    2018 October 3

    Russian ship allowed to leave Busan port after investigation on UN sanction violations

    On Oct. 2, the South Korean government allowed a Russian ship that is under US sanctions on North Korea to leave port after initially suspending its departure. The government explained that it had given the ship, which docked at the port of Busan in mid-August, permission to leave because its investigation into whether the ship had violated sanctions against North Korea had not turned up any credible charges.

    “The government had suspended the Sevastopol’s departure from the port on Sept. 28 in order to investigate charges connected with sanctions on North Korea. The procedure in question was completed on Oct. 2, and consequently, the government lifted the departure suspension imposed on the vessel,” South Korea’s Ministry of Foreign Affairs said in a press release on Tuesday evening.

    The Sevastopol reportedly entered the port of Busan for repairs on Aug. 13 and then delayed its departure for unrelated reasons. A week after its arrival, on Aug. 21, the US named the ship in its sanctions, which prompted Seoul to carry out a related investigation. But it was not until Sept. 28 that the government announced it would be necessary to suspend the ship’s departure.

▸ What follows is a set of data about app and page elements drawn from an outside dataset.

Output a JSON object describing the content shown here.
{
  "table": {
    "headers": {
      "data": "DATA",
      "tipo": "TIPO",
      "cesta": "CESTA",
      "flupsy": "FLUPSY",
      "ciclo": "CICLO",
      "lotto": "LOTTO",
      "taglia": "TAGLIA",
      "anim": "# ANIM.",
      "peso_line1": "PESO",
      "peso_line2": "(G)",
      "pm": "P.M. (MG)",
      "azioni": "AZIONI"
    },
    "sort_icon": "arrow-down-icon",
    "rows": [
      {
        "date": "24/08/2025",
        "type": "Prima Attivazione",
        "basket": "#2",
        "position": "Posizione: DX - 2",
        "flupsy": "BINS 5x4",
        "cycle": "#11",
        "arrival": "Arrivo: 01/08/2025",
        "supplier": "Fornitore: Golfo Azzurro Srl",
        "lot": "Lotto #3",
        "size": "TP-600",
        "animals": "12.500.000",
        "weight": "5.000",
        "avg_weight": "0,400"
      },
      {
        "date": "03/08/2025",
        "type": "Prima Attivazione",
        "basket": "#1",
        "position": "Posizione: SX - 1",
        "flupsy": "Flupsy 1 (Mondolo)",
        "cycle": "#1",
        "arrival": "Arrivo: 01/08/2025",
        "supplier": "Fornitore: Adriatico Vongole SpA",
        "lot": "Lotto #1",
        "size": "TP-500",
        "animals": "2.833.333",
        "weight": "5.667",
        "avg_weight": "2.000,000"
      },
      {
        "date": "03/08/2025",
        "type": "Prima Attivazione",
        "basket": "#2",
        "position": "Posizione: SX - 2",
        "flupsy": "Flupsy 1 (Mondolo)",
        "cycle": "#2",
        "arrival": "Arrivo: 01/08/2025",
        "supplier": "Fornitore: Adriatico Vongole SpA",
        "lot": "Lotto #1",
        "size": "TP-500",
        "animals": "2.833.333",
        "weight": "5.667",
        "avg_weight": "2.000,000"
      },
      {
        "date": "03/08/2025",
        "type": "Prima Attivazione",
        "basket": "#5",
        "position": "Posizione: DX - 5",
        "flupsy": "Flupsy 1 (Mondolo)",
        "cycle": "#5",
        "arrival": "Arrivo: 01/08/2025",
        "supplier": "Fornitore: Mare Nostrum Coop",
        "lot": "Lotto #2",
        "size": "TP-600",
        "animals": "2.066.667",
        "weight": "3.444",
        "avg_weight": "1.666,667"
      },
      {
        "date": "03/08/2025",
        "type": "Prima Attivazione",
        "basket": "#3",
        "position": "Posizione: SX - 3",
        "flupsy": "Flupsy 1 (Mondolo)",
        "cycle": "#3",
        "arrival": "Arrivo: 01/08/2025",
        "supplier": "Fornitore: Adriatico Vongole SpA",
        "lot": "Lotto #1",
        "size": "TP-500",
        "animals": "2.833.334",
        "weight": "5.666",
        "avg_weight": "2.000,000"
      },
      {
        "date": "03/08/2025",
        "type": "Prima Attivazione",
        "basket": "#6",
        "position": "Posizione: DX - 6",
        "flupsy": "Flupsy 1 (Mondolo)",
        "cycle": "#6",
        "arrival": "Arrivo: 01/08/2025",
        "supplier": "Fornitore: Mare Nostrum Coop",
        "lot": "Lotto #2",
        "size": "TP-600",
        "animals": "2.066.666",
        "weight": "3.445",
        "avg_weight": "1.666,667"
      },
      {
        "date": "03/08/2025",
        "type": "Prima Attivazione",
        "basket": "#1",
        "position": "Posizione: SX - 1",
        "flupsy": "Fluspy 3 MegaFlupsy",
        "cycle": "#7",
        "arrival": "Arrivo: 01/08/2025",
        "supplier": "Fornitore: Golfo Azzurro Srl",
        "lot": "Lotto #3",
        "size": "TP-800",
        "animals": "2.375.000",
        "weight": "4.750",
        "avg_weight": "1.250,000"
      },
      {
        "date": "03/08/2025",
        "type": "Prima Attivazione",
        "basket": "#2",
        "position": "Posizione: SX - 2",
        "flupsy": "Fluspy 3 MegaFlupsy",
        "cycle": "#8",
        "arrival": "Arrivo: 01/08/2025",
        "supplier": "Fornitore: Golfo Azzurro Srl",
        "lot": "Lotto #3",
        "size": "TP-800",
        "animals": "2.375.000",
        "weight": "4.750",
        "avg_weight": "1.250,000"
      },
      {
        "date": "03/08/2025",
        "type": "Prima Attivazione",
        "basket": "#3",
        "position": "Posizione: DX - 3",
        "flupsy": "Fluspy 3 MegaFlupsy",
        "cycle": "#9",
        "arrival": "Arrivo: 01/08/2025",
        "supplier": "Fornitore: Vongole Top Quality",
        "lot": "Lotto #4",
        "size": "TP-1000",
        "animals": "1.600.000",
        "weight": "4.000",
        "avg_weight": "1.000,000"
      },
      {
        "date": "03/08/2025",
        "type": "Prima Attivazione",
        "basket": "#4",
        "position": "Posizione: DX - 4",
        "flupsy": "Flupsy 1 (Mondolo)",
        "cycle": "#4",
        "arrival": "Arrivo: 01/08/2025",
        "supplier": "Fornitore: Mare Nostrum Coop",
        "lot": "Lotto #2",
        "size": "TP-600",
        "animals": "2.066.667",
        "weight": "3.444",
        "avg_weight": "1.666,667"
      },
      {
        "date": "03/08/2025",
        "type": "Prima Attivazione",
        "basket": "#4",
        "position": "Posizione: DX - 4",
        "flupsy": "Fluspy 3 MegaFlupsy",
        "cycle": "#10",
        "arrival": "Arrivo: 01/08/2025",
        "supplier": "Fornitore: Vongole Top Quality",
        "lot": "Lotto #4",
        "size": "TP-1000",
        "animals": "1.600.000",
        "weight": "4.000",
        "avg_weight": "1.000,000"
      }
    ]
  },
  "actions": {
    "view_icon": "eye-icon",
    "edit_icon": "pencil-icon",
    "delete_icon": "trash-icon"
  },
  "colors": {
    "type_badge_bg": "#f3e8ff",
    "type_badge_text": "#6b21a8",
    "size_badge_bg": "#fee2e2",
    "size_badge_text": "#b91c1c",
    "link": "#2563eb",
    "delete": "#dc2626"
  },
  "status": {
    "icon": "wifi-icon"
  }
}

    The US Treasury Department didn’t make any specific allegations about North Korean sanctions violations by the Sevastopol when it added the vessel to its North Korea sanctions. The Treasury Department did specify that a Russian-flagged vessel called the Patriot had supplied oil to North Korea through ship-to-ship transfers on two occasions in early 2018.

    According to the Treasury Department, the Patriot supplied 1,500 tons of oil to a North Korean ship called the Chong Rim 2 and 2,000 tons to another North Korean ship called the Chon Ma San. The ultimate purchaser of the oil was the Taesong Bank, which is under both UN and US sanctions. Both the Chong Rim 2 and the Chon Ma San are also subject to sanctions by the UN Security Council.

    Identifying Russian shipping companies Primorye Maritime Logistics and Gudzon Shipping as the owners of the Patriot, the Treasure Department slapped sanctions on the two companies as well as the Patriot and five other ships linked to Gudzon. There’s no evidence that the Sevastopol directly violated sanctions against North Korea.

    “The suspension on departure differed from the impounding step that is taken for ships that are found to have committed illegal activity, such as violating UN Security Council sanctions. In our search and investigation, we were unable to confirm any violations of UN Security Council resolutions,” the Foreign Ministry said on Tuesday.

    On Oct. 1, Russia summoned South Korean ambassador to Russia Woo Yoon-keun to lodge a complaint and ask that the “impounding” of the Sevastopol be lifted.

    Gudzon has consistently claimed that it’s unconnected with the Patriot and that it hasn’t violated sanctions against North Korea.